An exploration of identity and representation through film with Shato Tibone
This is film as a force of decolonisation to assert the true identity of a people distorted by apartheid that can also help liberate Botswana’s difficult relationship with BaSarwa. Tibone is set to showcase his groundbreaking film at the Art Residency Centre in Gaborone today (Friday 4 June 2021), writes Tanlume Enyatseng.
Throughout history, film has provided a valuable spotlight for many whose identities and representations are often excluded from, or derided by mainstream media narratives. A good film provides a window into the wider world and offers access and points of view that might otherwise be closed to the average audience.
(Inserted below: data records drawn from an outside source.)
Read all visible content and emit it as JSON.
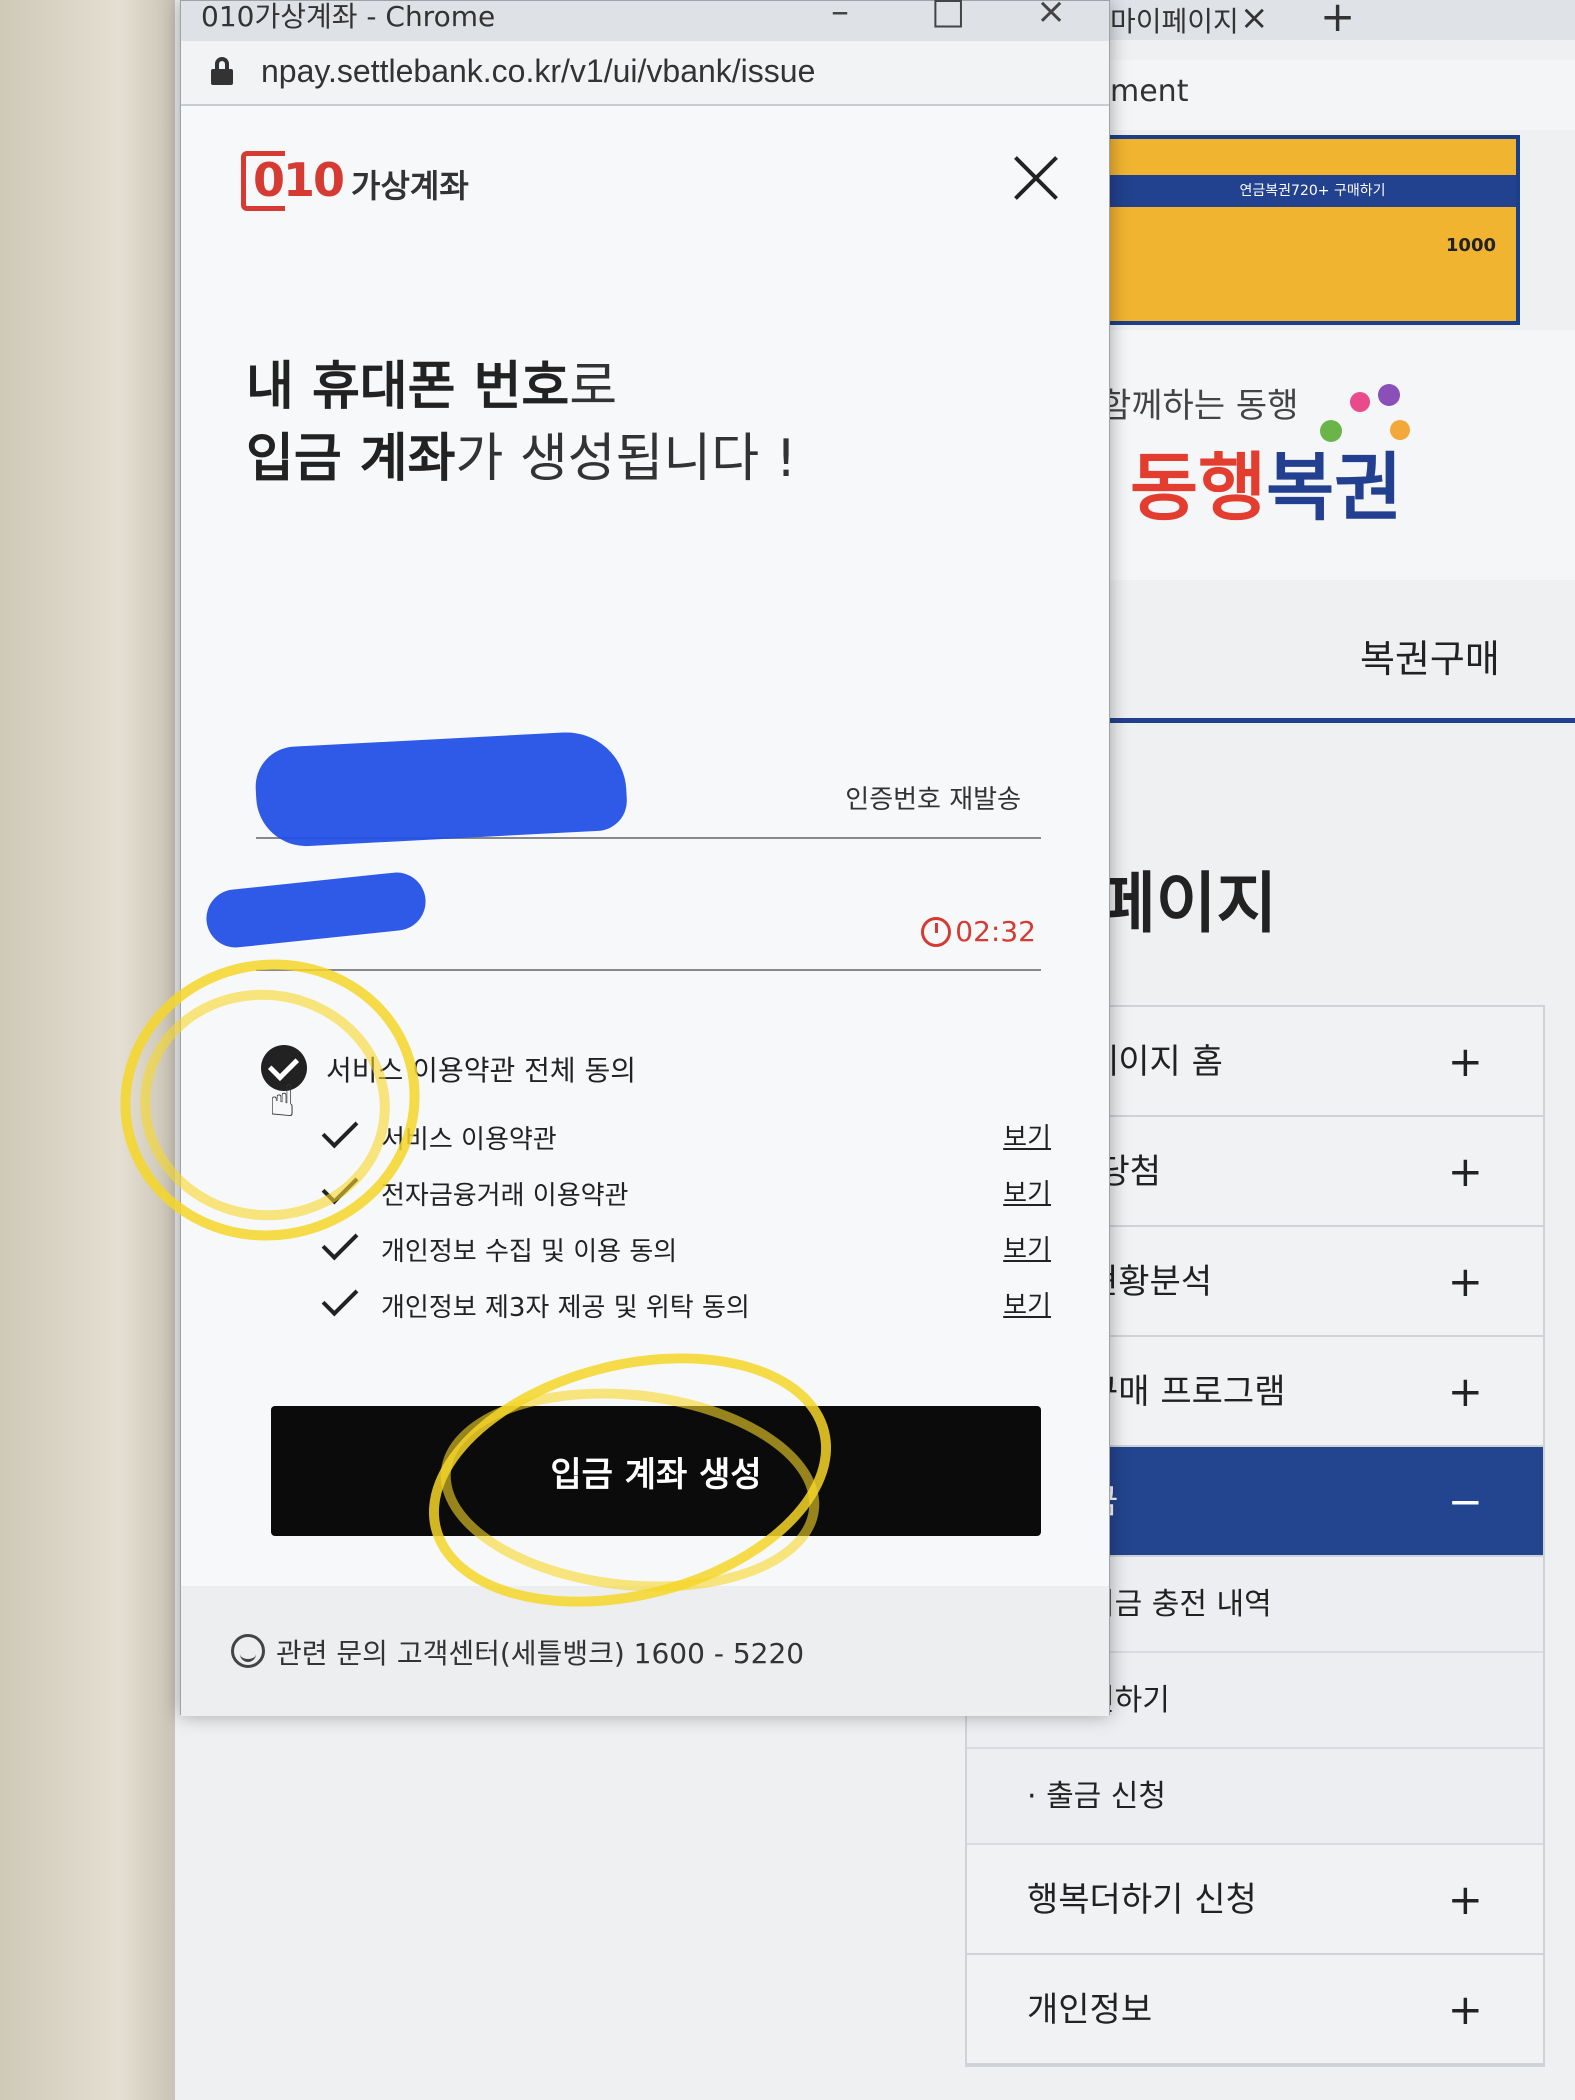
{
  "popup": {
    "window_title": "010가상계좌 - Chrome",
    "url": "npay.settlebank.co.kr/v1/ui/vbank/issue",
    "brand_number": "010",
    "brand_text": "가상계좌",
    "headline_line1_bold": "내 휴대폰 번호",
    "headline_line1_rest": "로",
    "headline_line2_bold": "입금 계좌",
    "headline_line2_rest": "가 생성됩니다 !",
    "resend_label": "인증번호 재발송",
    "timer": "02:32",
    "agree_all_label": "서비스 이용약관 전체 동의",
    "terms": [
      {
        "label": "서비스 이용약관",
        "view": "보기"
      },
      {
        "label": "전자금융거래 이용약관",
        "view": "보기"
      },
      {
        "label": "개인정보 수집 및 이용 동의",
        "view": "보기"
      },
      {
        "label": "개인정보 제3자 제공 및 위탁 동의",
        "view": "보기"
      }
    ],
    "issue_button": "입금 계좌 생성",
    "footer": "관련 문의 고객센터(세틀뱅크) 1600 - 5220",
    "accent_color": "#d53b32"
  },
  "background": {
    "tab_title": "마이페이지",
    "tab_close": "×",
    "new_tab": "+",
    "addr_fragment": "ment",
    "banner_title": "연금복권720+ 구매하기",
    "banner_amount": "1000",
    "logo_sub": "함께하는 동행",
    "logo_part1": "동행",
    "logo_part2": "복권",
    "nav_item": "복권구매",
    "page_title": "페이지",
    "menu": [
      {
        "label": "페이지 홈",
        "icon": "+"
      },
      {
        "label": "/당첨",
        "icon": "+"
      },
      {
        "label": "현황분석",
        "icon": "+"
      },
      {
        "label": "구매 프로그램",
        "icon": "+"
      },
      {
        "label": "금",
        "icon": "−"
      }
    ],
    "submenu": [
      "치금 충전 내역",
      "전하기",
      "· 출금 신청"
    ],
    "menu_bottom": [
      {
        "label": "행복더하기 신청",
        "icon": "+"
      },
      {
        "label": "개인정보",
        "icon": "+"
      }
    ],
    "brand_blue": "#23458f"
  }
}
Media representation undoubtedly remains an ongoing struggle. At present only a single woman has won the coveted Best Director Oscar and only a single non-white woman has won Best Actress. According to a study by GLAAD, 2019 saw a record representation of LGBTQ characters in the 118 films released by major studios. However, the racial diversity of LGBTQ characters has waned and transgender characters remain unseen. To-date, the film industry has disproportionately represented the stories of white men by white men and this resurgence in counter-discourse only furthers the dominance of the elite at the expense of the marginalised.
With filmmaker Shato Tibone’s debut documentary “I’m Khoisan not Coloured,” he seeks to explore the intersection of race and national identity and the social locations these imply for Cape Town’s coloured community. Following a warm reception in Cape Town, South Africa, Tibone is set to showcase his groundbreaking film at the Art Residency Centre in Gaborone this Friday 4 June 2021.
The documentary focuses on the uncertainties and inhumane acts of police brutality faced by the predominantly Khoisan and Rastafarian community of Hangberg in Hout Bay, Cape Town. Tibone describes Hout Bay as an affluent suburb of Cape Town crowded with blocks of flats and illegally built shacks. Hangberg is said to be the only informal settlement in the region with picturesque views of the harbour; what he refers to as, “a patch of poverty in a high-class area”. The radical film offers an unfiltered look at the experiences and identity crisis faced by the coloured community in the area and explores issues of disposition of land that indigenous people face.
What was initially meant to be a part of his second year exhibition while studying for his Bachelor’s Degree in Film Production has provided Tibone an opportunity to delve into film as a form of activism. He found himself drawn towards telling the story of the residents of Hout Bay with the limited funds and resources available to him as a student. After over four years’ worth of footage from time spent with the subjects in his film, he is proud to have shared a holistic representation of the issues faced by the community that often finds their identity erased from the media and history books.
Under the apartheid regime, people presumed to be only of European descent were privileged above all other South Africans. Other people, such as the Khoi, San, Nama, Griqua, Damara, descendants of slaves and various migrants were, without consultation, all lumped under the label ‘coloured’. “The term ‘coloured’ was coined in the 1960s to marginalise an already existing community,” explains Tibone, “being labelled coloured has historically taken away their sense of belonging and confused their connection to the African soil. Their history has been sadly distorted and it is a history of violence that has watered down the brutality that these communities have faced.”
The documentary aims to decolonise film by holding space for an ostracised community to tell their own story on their own terms. “I’m Khoisan not Coloured” also presents an opportunity for Botswana to revisit its problematic relationship with the KhoiSan or BaSarwa. “While creating this film, one of the biggest things that resonated with me was the fact that I am from a nation whose DNA is predominantly San, yet we have somehow reduced calling someone ‘San’ or a ‘Bushmen’ to a derogatory term,” says Tibone, “As Batswana, we do not educate ourselves enough about the injustices faced by indigenous minorities here, whether it be in education or living conditions.”
Tibone believes his purpose as a filmmaker is to amplify the voices of marginalised communities and wishes to explore more narratives within the southern African region. He speaks of how the camera has become a decolonising force in South Africa, a movement he would like to see happen to Botswana’s film industry. “When you step into a township in South Africa with a camera, the people instantly rush to be seen and want to be documented because they understand the power film has to represent and uplift communities. Sadly in Botswana, many still shy away from the camera and don’t want to be pictured, let alone captured on film.”
Films like “I’m Khoisan not Coloured” offer an opportunity for audiences to critically engage with issues of identity through media. This brings to the fore a wider debate around the role and function of media representations of marginal groups and an opportunity to explore a positive sense of self within traditional institutional contexts. Tibone plans to further showcase the film at Maitisong as well as Namibia before making it available to all online.